(What is expected):
All entries below are to be copied precisely as they appear.

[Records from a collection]
..........
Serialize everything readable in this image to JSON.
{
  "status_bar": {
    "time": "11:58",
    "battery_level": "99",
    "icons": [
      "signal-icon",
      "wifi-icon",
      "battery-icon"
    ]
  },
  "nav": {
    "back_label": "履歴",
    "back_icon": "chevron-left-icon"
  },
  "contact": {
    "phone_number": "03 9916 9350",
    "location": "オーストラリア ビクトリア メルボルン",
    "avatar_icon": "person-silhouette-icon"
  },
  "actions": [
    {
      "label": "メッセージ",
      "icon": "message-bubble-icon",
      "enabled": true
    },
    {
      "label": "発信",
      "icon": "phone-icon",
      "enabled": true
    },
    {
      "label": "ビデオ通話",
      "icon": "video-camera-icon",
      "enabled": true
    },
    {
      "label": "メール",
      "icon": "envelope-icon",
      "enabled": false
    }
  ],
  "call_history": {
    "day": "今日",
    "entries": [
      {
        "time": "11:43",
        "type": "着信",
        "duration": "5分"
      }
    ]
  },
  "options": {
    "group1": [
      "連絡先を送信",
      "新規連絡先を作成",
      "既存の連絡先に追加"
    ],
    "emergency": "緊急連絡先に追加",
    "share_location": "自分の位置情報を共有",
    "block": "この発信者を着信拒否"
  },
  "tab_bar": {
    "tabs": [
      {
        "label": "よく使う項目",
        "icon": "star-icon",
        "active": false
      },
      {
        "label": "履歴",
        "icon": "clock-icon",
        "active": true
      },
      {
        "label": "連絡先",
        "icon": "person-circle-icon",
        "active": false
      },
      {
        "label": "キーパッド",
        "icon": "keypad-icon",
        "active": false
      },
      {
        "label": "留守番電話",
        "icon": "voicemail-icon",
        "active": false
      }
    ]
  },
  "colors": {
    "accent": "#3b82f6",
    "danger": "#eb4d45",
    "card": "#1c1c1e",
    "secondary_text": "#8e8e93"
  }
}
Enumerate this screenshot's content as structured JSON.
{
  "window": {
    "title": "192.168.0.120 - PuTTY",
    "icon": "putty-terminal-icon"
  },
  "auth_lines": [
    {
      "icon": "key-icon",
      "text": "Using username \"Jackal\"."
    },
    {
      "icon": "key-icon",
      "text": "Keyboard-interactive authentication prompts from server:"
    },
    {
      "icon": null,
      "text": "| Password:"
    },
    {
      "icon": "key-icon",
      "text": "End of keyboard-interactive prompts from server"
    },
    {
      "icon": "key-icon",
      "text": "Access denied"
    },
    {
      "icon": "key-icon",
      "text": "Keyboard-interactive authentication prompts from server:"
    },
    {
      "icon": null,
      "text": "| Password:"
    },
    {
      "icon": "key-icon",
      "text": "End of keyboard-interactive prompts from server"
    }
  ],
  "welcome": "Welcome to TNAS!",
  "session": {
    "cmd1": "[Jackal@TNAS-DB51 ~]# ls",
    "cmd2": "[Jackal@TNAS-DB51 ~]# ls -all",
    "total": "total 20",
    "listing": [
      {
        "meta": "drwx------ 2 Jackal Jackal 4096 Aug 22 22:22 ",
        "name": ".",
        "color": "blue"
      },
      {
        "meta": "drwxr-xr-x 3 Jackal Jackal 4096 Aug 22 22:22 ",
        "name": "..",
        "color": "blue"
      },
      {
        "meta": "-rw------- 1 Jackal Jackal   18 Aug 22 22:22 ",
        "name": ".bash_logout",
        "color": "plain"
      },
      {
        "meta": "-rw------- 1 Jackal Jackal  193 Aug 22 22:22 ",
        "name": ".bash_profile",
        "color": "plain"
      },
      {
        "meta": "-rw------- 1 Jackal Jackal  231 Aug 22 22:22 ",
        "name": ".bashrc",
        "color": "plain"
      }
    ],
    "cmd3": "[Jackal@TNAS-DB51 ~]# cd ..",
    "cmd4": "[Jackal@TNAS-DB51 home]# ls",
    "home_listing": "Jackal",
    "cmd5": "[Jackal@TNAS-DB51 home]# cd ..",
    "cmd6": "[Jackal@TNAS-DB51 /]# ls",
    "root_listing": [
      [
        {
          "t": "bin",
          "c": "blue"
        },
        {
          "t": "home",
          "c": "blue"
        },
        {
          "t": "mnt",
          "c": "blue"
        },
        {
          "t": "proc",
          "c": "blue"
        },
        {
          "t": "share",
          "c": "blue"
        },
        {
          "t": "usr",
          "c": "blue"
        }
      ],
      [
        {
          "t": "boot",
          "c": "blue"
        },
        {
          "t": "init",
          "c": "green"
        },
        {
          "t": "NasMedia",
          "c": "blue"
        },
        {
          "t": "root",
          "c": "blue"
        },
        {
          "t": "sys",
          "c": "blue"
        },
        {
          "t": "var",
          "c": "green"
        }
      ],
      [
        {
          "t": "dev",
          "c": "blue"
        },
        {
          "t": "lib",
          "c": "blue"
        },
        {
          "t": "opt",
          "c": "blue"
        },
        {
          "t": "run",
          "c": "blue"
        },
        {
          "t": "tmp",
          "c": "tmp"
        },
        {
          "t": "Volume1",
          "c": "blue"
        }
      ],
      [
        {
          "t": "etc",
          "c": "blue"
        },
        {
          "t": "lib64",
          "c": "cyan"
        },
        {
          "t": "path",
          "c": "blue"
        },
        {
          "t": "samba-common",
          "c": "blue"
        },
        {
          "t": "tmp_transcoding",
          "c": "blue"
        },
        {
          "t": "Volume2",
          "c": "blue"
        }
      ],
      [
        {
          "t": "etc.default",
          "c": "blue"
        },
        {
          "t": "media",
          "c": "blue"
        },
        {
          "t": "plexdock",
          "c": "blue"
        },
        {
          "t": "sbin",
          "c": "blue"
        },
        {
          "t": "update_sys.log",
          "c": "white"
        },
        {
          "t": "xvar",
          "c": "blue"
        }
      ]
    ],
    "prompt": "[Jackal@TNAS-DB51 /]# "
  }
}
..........
(Answer to the problem):
Serialize everything readable in this image to JSON.
{
  "status_bar": {
    "time": "11:58",
    "battery_level": "99",
    "icons": [
      "signal-icon",
      "wifi-icon",
      "battery-icon"
    ]
  },
  "nav": {
    "back_label": "履歴",
    "back_icon": "chevron-left-icon"
  },
  "contact": {
    "phone_number": "03 9916 9350",
    "location": "オーストラリア ビクトリア メルボルン",
    "avatar_icon": "person-silhouette-icon"
  },
  "actions": [
    {
      "label": "メッセージ",
      "icon": "message-bubble-icon",
      "enabled": true
    },
    {
      "label": "発信",
      "icon": "phone-icon",
      "enabled": true
    },
    {
      "label": "ビデオ通話",
      "icon": "video-camera-icon",
      "enabled": true
    },
    {
      "label": "メール",
      "icon": "envelope-icon",
      "enabled": false
    }
  ],
  "call_history": {
    "day": "今日",
    "entries": [
      {
        "time": "11:43",
        "type": "着信",
        "duration": "5分"
      }
    ]
  },
  "options": {
    "group1": [
      "連絡先を送信",
      "新規連絡先を作成",
      "既存の連絡先に追加"
    ],
    "emergency": "緊急連絡先に追加",
    "share_location": "自分の位置情報を共有",
    "block": "この発信者を着信拒否"
  },
  "tab_bar": {
    "tabs": [
      {
        "label": "よく使う項目",
        "icon": "star-icon",
        "active": false
      },
      {
        "label": "履歴",
        "icon": "clock-icon",
        "active": true
      },
      {
        "label": "連絡先",
        "icon": "person-circle-icon",
        "active": false
      },
      {
        "label": "キーパッド",
        "icon": "keypad-icon",
        "active": false
      },
      {
        "label": "留守番電話",
        "icon": "voicemail-icon",
        "active": false
      }
    ]
  },
  "colors": {
    "accent": "#3b82f6",
    "danger": "#eb4d45",
    "card": "#1c1c1e",
    "secondary_text": "#8e8e93"
  }
}
Enumerate this screenshot's content as structured JSON.
{
  "window": {
    "title": "192.168.0.120 - PuTTY",
    "icon": "putty-terminal-icon"
  },
  "auth_lines": [
    {
      "icon": "key-icon",
      "text": "Using username \"Jackal\"."
    },
    {
      "icon": "key-icon",
      "text": "Keyboard-interactive authentication prompts from server:"
    },
    {
      "icon": null,
      "text": "| Password:"
    },
    {
      "icon": "key-icon",
      "text": "End of keyboard-interactive prompts from server"
    },
    {
      "icon": "key-icon",
      "text": "Access denied"
    },
    {
      "icon": "key-icon",
      "text": "Keyboard-interactive authentication prompts from server:"
    },
    {
      "icon": null,
      "text": "| Password:"
    },
    {
      "icon": "key-icon",
      "text": "End of keyboard-interactive prompts from server"
    }
  ],
  "welcome": "Welcome to TNAS!",
  "session": {
    "cmd1": "[Jackal@TNAS-DB51 ~]# ls",
    "cmd2": "[Jackal@TNAS-DB51 ~]# ls -all",
    "total": "total 20",
    "listing": [
      {
        "meta": "drwx------ 2 Jackal Jackal 4096 Aug 22 22:22 ",
        "name": ".",
        "color": "blue"
      },
      {
        "meta": "drwxr-xr-x 3 Jackal Jackal 4096 Aug 22 22:22 ",
        "name": "..",
        "color": "blue"
      },
      {
        "meta": "-rw------- 1 Jackal Jackal   18 Aug 22 22:22 ",
        "name": ".bash_logout",
        "color": "plain"
      },
      {
        "meta": "-rw------- 1 Jackal Jackal  193 Aug 22 22:22 ",
        "name": ".bash_profile",
        "color": "plain"
      },
      {
        "meta": "-rw------- 1 Jackal Jackal  231 Aug 22 22:22 ",
        "name": ".bashrc",
        "color": "plain"
      }
    ],
    "cmd3": "[Jackal@TNAS-DB51 ~]# cd ..",
    "cmd4": "[Jackal@TNAS-DB51 home]# ls",
    "home_listing": "Jackal",
    "cmd5": "[Jackal@TNAS-DB51 home]# cd ..",
    "cmd6": "[Jackal@TNAS-DB51 /]# ls",
    "root_listing": [
      [
        {
          "t": "bin",
          "c": "blue"
        },
        {
          "t": "home",
          "c": "blue"
        },
        {
          "t": "mnt",
          "c": "blue"
        },
        {
          "t": "proc",
          "c": "blue"
        },
        {
          "t": "share",
          "c": "blue"
        },
        {
          "t": "usr",
          "c": "blue"
        }
      ],
      [
        {
          "t": "boot",
          "c": "blue"
        },
        {
          "t": "init",
          "c": "green"
        },
        {
          "t": "NasMedia",
          "c": "blue"
        },
        {
          "t": "root",
          "c": "blue"
        },
        {
          "t": "sys",
          "c": "blue"
        },
        {
          "t": "var",
          "c": "green"
        }
      ],
      [
        {
          "t": "dev",
          "c": "blue"
        },
        {
          "t": "lib",
          "c": "blue"
        },
        {
          "t": "opt",
          "c": "blue"
        },
        {
          "t": "run",
          "c": "blue"
        },
        {
          "t": "tmp",
          "c": "tmp"
        },
        {
          "t": "Volume1",
          "c": "blue"
        }
      ],
      [
        {
          "t": "etc",
          "c": "blue"
        },
        {
          "t": "lib64",
          "c": "cyan"
        },
        {
          "t": "path",
          "c": "blue"
        },
        {
          "t": "samba-common",
          "c": "blue"
        },
        {
          "t": "tmp_transcoding",
          "c": "blue"
        },
        {
          "t": "Volume2",
          "c": "blue"
        }
      ],
      [
        {
          "t": "etc.default",
          "c": "blue"
        },
        {
          "t": "media",
          "c": "blue"
        },
        {
          "t": "plexdock",
          "c": "blue"
        },
        {
          "t": "sbin",
          "c": "blue"
        },
        {
          "t": "update_sys.log",
          "c": "white"
        },
        {
          "t": "xvar",
          "c": "blue"
        }
      ]
    ],
    "prompt": "[Jackal@TNAS-DB51 /]# "
  }
}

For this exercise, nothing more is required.